Like many Dominican imports, Peguero seems physically incapable of taking pitches.
He has amassed an alarming 139 strikeouts to just 23 walks since 2009, for a grossly unacceptable 5.5 strikeout-to-walk ratio.
Mark Reynolds, who holds the three highest single-season strikeout totals in major-league history, has a career 2.9 mark, nearly half of Peguero's.
Consider also that Reynolds is a boom-or-bust type player—even if he strikes out three times a game, he will blast his fair share of big flies.
Peguero, who projects more as a leadoff hitter, should be attempting to reach base in any way possible. Striking out a lot is not an attractive quality at the top of the order.
The free swinger appears to have taken his aggressive approach to the basepaths as well. In 2010, he was 40 for 62 on stolen base attempts, a 65-percent success rate.
Since he is 22, Peguero still has time to change his ways. But if that proves impossible, the Giants should deal him rather than suffer through a recklessness that will not succeed against big-league pitching.
Adrianza, who recently completed rehab for offseason surgery to repair a torn thumb ligament, is currently playing for Low-A Augusta. He should shortly move up to San Jose, where he spent the entirety of the 2010 season.
Baseball America has Adrianza as the Giants No. 4 prospect, primarily due to his defensive prowess and speed. But some underlying numbers give cause for concern.
Although he had 33 steals, he also was caught 15 times, giving him a 69-percent success rate.
His fielding percentage was a mediocre .972. To put that in perspective, Yunel Escobar recorded the same figure last season, which was 13th best in the majors last year.

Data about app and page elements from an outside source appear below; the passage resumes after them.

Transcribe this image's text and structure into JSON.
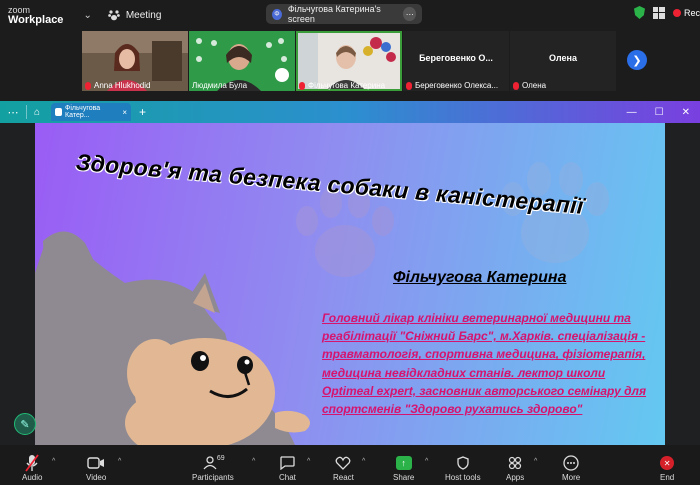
{
  "topbar": {
    "brand_small": "zoom",
    "brand_large": "Workplace",
    "meeting_label": "Meeting",
    "share_pill": "Фільчугова Катерина's screen",
    "share_initial": "Ф",
    "rec_label": "Rec"
  },
  "participants": [
    {
      "name": "Anna Hlukhodid"
    },
    {
      "name": "Людмила Була"
    },
    {
      "name": "Фільчугова Катерина"
    },
    {
      "big": "Береговенко  О...",
      "name": "Береговенко Олекса..."
    },
    {
      "big": "Олена",
      "name": "Олена"
    }
  ],
  "browser": {
    "tab_label": "Фільчугова Катер..."
  },
  "slide": {
    "title": "Здоров'я та безпека собаки  в каністерапії",
    "author": "Фільчугова Катерина",
    "bio": "Головний лікар клініки ветеринарної медицини та реабілітації \"Сніжний Барс\", м.Харків. спеціалізація - травматологія, спортивна медицина, фізіотерапія, медицина невідкладних станів. лектор школи Optimeal expert, засновник авторського семінару для спортсменів \"Здорово рухатись здорово\""
  },
  "toolbar": {
    "audio": "Audio",
    "video": "Video",
    "participants": "Participants",
    "participants_count": "69",
    "chat": "Chat",
    "react": "React",
    "share": "Share",
    "host_tools": "Host tools",
    "apps": "Apps",
    "more": "More",
    "end": "End"
  },
  "colors": {
    "share_green": "#2bb34a",
    "end_red": "#d5202a",
    "bio_pink": "#d6146e"
  }
}
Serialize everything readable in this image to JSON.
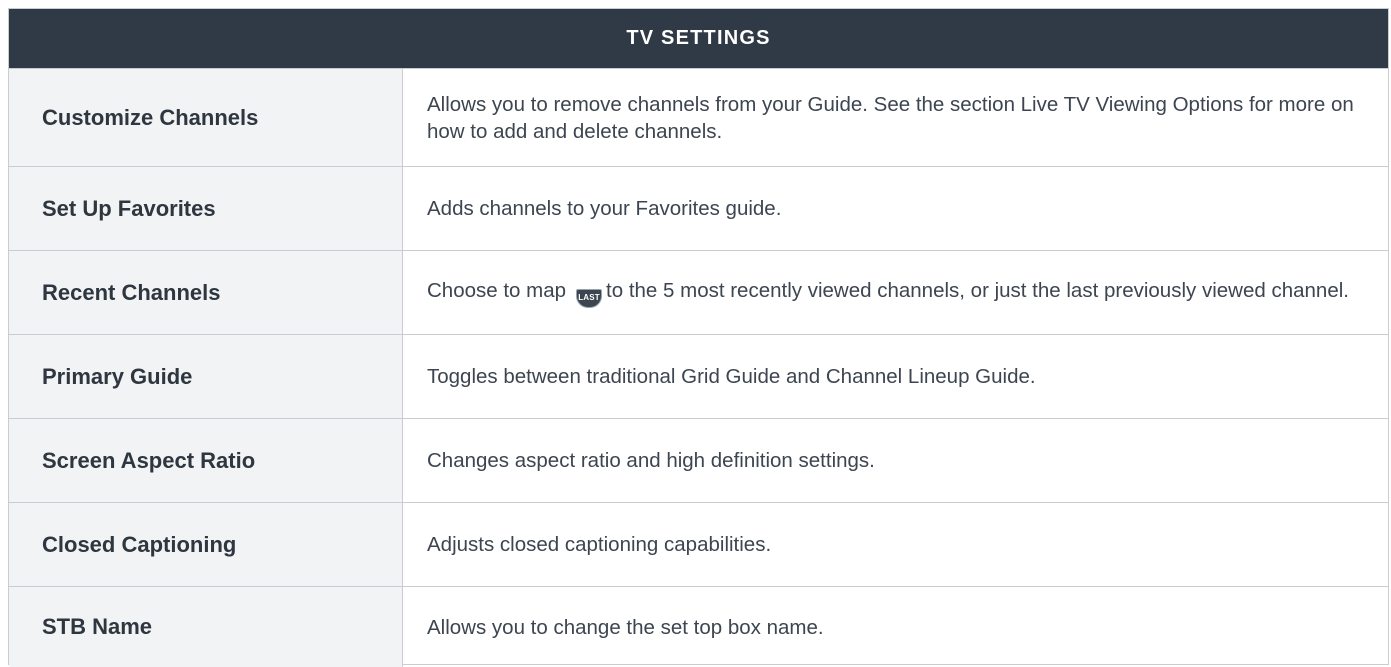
{
  "table": {
    "title": "TV SETTINGS",
    "rows": [
      {
        "label": "Customize Channels",
        "description": "Allows you to remove channels from your Guide. See the section Live TV Viewing Options for more on how to add and delete channels."
      },
      {
        "label": "Set Up Favorites",
        "description": "Adds channels to your Favorites guide."
      },
      {
        "label": "Recent Channels",
        "description_before": "Choose to map",
        "description_after": "to the 5 most recently viewed channels, or just the last previously viewed channel.",
        "key_icon": "last-button-icon",
        "key_label": "LAST"
      },
      {
        "label": "Primary Guide",
        "description": "Toggles between traditional Grid Guide and Channel Lineup Guide."
      },
      {
        "label": "Screen Aspect Ratio",
        "description": "Changes aspect ratio and high definition settings."
      },
      {
        "label": "Closed Captioning",
        "description": "Adjusts closed captioning capabilities."
      },
      {
        "label": "STB Name",
        "description": "Allows you to change the set top box name."
      }
    ]
  },
  "colors": {
    "header_bg": "#303a46",
    "label_bg": "#f2f3f4",
    "border": "#c9cdd1"
  }
}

Not bad, but hardly elite.
On top of that, Adrianza is a poor hitter with little to no power. His career minor-league line is .246/.337/.325. He has never eclipsed a .258 average or .348 slugging percentage in a full professional season in the six years he's been with the Giants. Over that time, he's amassed a measly six home runs.
Adrianza is not the answer at shortstop. Even if he does end up being a fielding whiz and base-stealer extraordinaire, the Giants need batters. They already have a shortstop who can't hit, and Giants fans aren't eager for another one.